» Exercise description:
Search the records for "title" and copy each line that holds it.

» Dataset:
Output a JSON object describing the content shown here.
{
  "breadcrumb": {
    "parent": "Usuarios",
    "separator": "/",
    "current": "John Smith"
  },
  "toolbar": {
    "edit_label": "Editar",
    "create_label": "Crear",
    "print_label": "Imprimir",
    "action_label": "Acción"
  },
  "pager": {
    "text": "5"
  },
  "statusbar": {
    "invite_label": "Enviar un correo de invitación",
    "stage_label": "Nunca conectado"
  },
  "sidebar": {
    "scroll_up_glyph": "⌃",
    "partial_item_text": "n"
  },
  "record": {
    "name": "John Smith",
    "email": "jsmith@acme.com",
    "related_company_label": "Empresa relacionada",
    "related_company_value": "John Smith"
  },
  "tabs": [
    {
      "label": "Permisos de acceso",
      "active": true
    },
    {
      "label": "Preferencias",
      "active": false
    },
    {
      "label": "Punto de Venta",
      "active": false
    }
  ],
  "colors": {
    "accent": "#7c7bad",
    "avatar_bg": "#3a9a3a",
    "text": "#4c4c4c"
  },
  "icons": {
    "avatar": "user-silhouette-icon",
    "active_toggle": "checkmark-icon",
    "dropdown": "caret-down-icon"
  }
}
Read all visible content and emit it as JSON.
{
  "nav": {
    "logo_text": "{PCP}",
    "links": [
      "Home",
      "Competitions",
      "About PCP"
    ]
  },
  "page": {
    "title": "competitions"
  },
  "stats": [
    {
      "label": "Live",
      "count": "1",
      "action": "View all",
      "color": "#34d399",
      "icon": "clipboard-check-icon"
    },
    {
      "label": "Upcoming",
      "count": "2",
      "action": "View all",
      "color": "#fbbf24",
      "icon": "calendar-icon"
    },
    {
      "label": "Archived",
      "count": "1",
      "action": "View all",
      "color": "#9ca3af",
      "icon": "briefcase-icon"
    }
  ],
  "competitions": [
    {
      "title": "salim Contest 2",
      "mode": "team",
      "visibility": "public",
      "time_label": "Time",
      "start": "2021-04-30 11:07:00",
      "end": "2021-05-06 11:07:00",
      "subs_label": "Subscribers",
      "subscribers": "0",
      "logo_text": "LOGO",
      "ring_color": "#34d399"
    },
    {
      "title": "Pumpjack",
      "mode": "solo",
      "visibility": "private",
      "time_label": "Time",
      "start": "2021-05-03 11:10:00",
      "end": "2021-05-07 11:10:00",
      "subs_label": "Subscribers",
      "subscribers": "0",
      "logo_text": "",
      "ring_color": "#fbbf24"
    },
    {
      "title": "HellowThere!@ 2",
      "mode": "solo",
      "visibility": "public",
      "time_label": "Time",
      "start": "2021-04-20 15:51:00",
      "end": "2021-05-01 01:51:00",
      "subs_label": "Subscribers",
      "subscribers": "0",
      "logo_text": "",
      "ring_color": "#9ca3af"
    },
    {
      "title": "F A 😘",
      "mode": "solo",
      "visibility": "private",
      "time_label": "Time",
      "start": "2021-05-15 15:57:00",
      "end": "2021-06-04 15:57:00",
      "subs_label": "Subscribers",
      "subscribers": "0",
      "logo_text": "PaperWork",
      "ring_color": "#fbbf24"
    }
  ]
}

» The answer:
    "title": "competitions"
      "title": "salim Contest 2",
      "title": "Pumpjack",
      "title": "HellowThere!@ 2",
      "title": "F A 😘",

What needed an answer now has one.